By the time I got home the rain was starting and I made it in as the first flash of lightning heralded the start of nature's spectacular son et lumiere show. There is little to match the sight of a sea storm gradually sweeping in to the land. I pulled a chair up to the window and watched for the next hour until it blew itself out and the rain eased to a stop. Getting up I went to the kitchen and made a sandwich for lunch before returning to my viewpoint. Looking down into the village I watched Paul walk down to the harbour and along to the end of the quay where it juts into the sea and slump onto one of the stone benches there. Something seemed not quite right about the way he was sitting so I went upstairs to the front bedroom where I have a powerful telescope set up to watch the shipping pass along the Channel. Swinging it down I changed the focus until I could see him clearly, his face was in his hands and his were shoulders shaking. I dashed back downstairs and pulled my anorak on as I opened the door and headed down the hill. Not wanting to seem as though I had been spying I approached the harbour from the far end and came along the wall whistling a jaunty sort of melody. As I got to the bench I acted surprised and said "Oh, hello Paul, sorry, didn't mean to disturb you. What a storm eh?"  He looked up and I saw that his eyes were red rimmed. "I say" I said "are you ok, old boy? Anything I can do?"


"No" he replied "nothing, there's nothing anyone can do now."  He turned back and continued gazing at a sea the colour and texture of good Welsh slate.


I said "Look, you're obviously upset, and you can tell me to bugger off but, when my wife died, I found that it helped to talk about it, I tried to keep it bottled up but realised that that was all I could think about. It does help to, well, release it."


Paul sat there, silent, his head down his breath ragged. I put my hand on his shoulder and squeezed. "You know where I am, if you want to talk, I'm here to listen."


Later that evening there was a knock on my front door, it was Paul with a bottle of whisky in his hand. "I thought that you might like a wee dram." he said.


"Come in" I said stepping back "I'm in here where there's a fire going."


I took two glasses from the dresser and fetched a jug of water from the kitchen, Paul poured a good measure into each glass handed me one and tapped his against mine "Slainte" he said.
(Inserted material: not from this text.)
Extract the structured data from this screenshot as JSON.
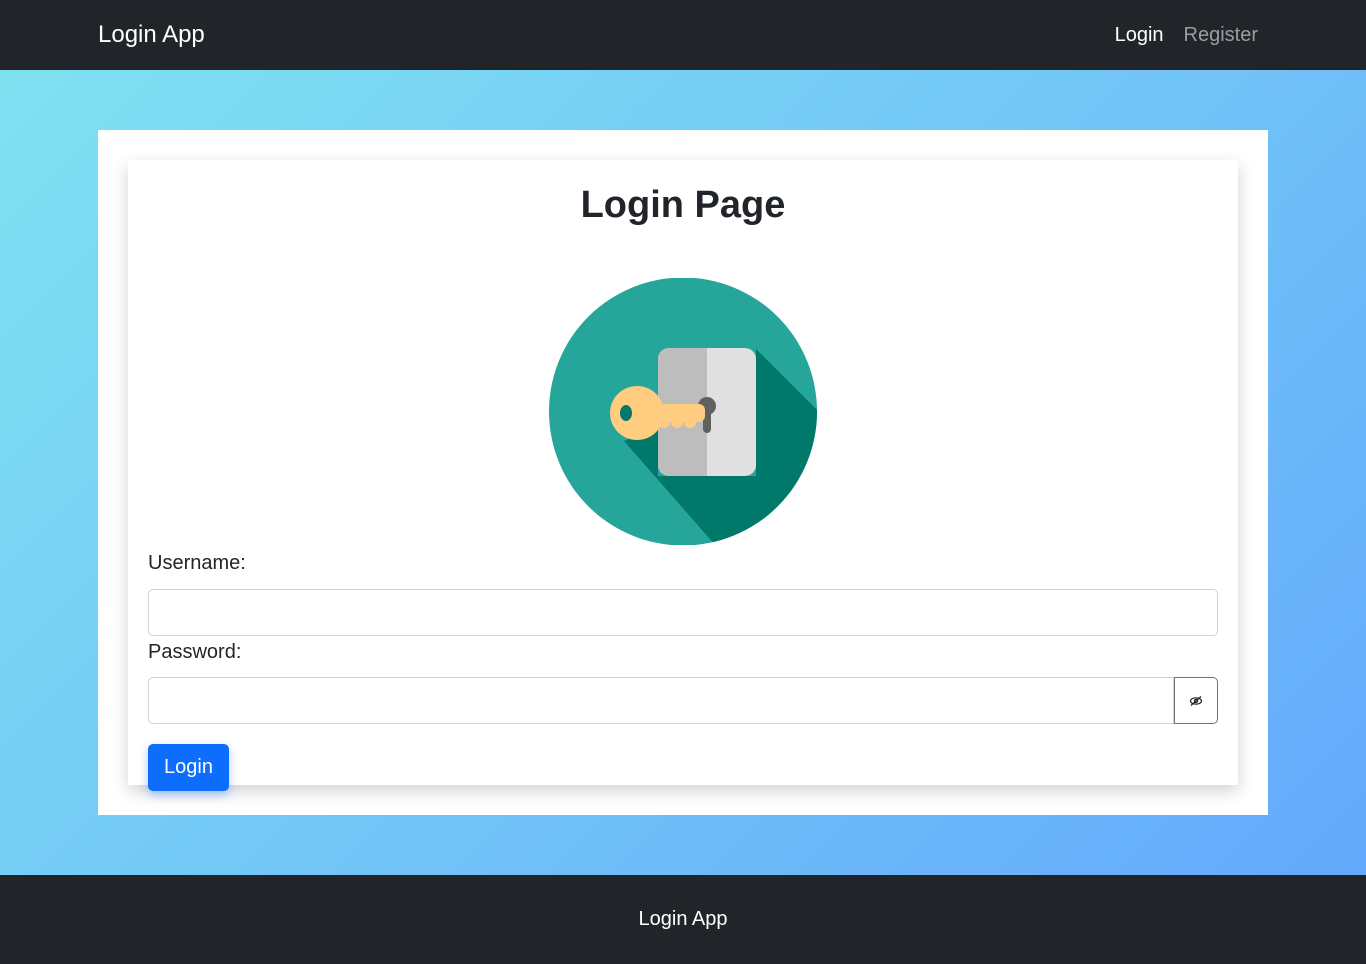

"Cheers" I replied. We sat in silence for a while each staring into the fire, each seeing different things, things that we wanted to see in the flames.


"I had a letter this morning, a letter I had been expecting but dreading."


I said nothing letting him fill the silence when he was ready.


"You see, my partner disappeared a short while before we were due to move in here, he was a climber and would go off for weeks at a time, all over the world. But he always came back. Until the last time. He was in South America and supposed to be climbing with a group of guys he'd met in Nepal. I got a text saying that they hadn't turned up at the meeting point so he was going on alone. That's the last I heard until today. His body, what was left of it, has been found at the bottom of a crevasse, my address was sealed in a watertight packet in his back pack along with instructions in case of an accident to cremate his remains and scatter the ashes in the mountains where he was climbing. It's all been done and I don't even have somewhere to go to say goodbye."


There was nothing I could say to him to ease the pain so I just put my hand over his.


"The place where you can talk to him, say goodbye, swear at him, whatever you want, will always be inside you. Your heart will always hold him, that I know."


We sat on, drinking the scotch, until the fire began to die right down. Eventually Paul stood up, slightly unsteadily and put his coat back on. At the front door he turned to say goodnight, I put my arms around him and held him for a few moments.


"I'm here, anytime." I said "Don't for one moment think that you are alone, remember that the village will always be around you." He walked back down the path, turned at the bottom, raised his hand and was gone.  


It is said that it takes a village to raise a child, it also takes one to support an adult.